Bolivia’s minister of development Teresa Morales said the government’s measures had been successful in cutting the country’s dependency on imports, and had even opened the way for exports.
Meat producers have welcomed the decision, but hope that the current quota of 2,000 tonnes (t) can be gradually increased to 4,000t. Federation of Santa Cruz livestock farmers (Fegasacruz) president Juan Carlos Peredo added that he hoped the authorisation also included semen and live animals.
Bolivia’s eastern agricultural chamber (CAO), hailed the effort made in the area over the past two years. President Julio Roda said: “The CAO presented eight important points to the government, including meat and rice exports, and managed to go forward in the majority of those points. It is this way that we have received the documents authorising the exportation of 2,000t of meat and 30,000t of rice.”
He added that in order to become a successful exporter, Bolivia needed to strengthen its food safety and inspection authority (Senasag), which has shown difficulty in the past few months due to a lack of financial resources. “We, producers, are trying to help in any way possible and to find any mechanism through which we can contribute financially to Senasag and avoid it going under, as it is crucial for exports and imports,” Roda said.
Announcing the measure, Minister Morales criticised the opposition that “said prohibiting exports would discourage production”.
“In the past we did not have enough rice, corn or meat; we decided to ban exports of these three products.
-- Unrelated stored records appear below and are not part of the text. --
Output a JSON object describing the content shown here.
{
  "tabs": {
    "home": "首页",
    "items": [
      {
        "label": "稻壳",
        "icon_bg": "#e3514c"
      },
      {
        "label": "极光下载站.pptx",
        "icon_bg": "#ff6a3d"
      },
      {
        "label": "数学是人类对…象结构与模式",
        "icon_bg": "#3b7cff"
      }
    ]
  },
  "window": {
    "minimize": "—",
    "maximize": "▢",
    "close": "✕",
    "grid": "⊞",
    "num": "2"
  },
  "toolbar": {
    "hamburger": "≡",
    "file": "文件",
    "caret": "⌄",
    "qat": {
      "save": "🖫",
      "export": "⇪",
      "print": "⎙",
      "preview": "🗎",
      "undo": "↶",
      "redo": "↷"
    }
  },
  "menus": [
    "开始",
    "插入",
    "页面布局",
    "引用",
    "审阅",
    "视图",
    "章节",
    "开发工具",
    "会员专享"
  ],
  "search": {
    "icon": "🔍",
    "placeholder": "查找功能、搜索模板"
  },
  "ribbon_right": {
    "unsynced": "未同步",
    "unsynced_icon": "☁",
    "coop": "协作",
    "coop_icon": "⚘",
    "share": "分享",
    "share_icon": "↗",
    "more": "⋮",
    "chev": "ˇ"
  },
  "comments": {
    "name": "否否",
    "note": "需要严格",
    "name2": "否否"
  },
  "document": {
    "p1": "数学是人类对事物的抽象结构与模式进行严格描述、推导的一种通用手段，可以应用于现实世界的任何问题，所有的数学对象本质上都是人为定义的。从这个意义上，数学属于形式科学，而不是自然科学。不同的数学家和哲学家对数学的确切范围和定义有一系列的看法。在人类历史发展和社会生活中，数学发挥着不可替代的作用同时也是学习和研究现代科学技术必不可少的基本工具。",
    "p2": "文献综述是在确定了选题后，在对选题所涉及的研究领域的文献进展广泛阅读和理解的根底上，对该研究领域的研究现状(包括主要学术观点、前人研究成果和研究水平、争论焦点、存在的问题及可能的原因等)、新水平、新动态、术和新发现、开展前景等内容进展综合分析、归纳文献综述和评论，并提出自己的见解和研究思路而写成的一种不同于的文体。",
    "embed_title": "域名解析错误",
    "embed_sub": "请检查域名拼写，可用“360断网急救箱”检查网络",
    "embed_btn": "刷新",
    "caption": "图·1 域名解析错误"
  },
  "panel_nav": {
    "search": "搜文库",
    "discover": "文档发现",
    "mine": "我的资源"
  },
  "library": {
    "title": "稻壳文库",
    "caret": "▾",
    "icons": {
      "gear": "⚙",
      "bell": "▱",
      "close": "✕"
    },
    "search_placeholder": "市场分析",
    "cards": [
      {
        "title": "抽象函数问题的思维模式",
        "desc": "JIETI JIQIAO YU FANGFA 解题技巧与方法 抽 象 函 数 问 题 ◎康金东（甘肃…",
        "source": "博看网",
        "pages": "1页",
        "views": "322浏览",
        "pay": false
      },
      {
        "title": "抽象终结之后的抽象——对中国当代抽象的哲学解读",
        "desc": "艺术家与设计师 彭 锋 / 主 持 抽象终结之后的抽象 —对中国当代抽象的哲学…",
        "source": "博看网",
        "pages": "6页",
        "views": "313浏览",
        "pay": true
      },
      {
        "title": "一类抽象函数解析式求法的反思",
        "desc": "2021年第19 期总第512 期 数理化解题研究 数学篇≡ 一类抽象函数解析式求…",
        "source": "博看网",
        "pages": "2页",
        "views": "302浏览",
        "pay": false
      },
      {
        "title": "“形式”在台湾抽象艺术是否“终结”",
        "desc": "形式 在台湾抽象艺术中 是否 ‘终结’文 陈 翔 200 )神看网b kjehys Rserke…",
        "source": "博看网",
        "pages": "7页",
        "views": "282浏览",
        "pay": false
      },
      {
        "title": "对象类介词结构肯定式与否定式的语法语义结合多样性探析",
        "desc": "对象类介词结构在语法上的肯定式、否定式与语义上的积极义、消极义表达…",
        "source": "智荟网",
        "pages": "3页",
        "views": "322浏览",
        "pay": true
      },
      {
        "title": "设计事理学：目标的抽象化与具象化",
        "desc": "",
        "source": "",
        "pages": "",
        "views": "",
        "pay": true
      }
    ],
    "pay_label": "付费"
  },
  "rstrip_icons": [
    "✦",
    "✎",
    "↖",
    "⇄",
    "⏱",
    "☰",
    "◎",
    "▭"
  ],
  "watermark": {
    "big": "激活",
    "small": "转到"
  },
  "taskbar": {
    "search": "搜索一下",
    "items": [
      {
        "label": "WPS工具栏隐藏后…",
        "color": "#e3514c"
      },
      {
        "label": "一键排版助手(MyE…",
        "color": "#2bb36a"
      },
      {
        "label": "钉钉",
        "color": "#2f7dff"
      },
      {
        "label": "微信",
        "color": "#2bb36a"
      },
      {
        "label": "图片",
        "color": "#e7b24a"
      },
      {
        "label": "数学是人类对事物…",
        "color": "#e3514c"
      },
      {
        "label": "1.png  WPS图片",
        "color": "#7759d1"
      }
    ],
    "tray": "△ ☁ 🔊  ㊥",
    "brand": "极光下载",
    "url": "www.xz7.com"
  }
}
We are now bringing good news as the government for the Bolivian people: we are self-sufficient in meat, rice and corn, and we are going to export the surplus of these three items,” she said.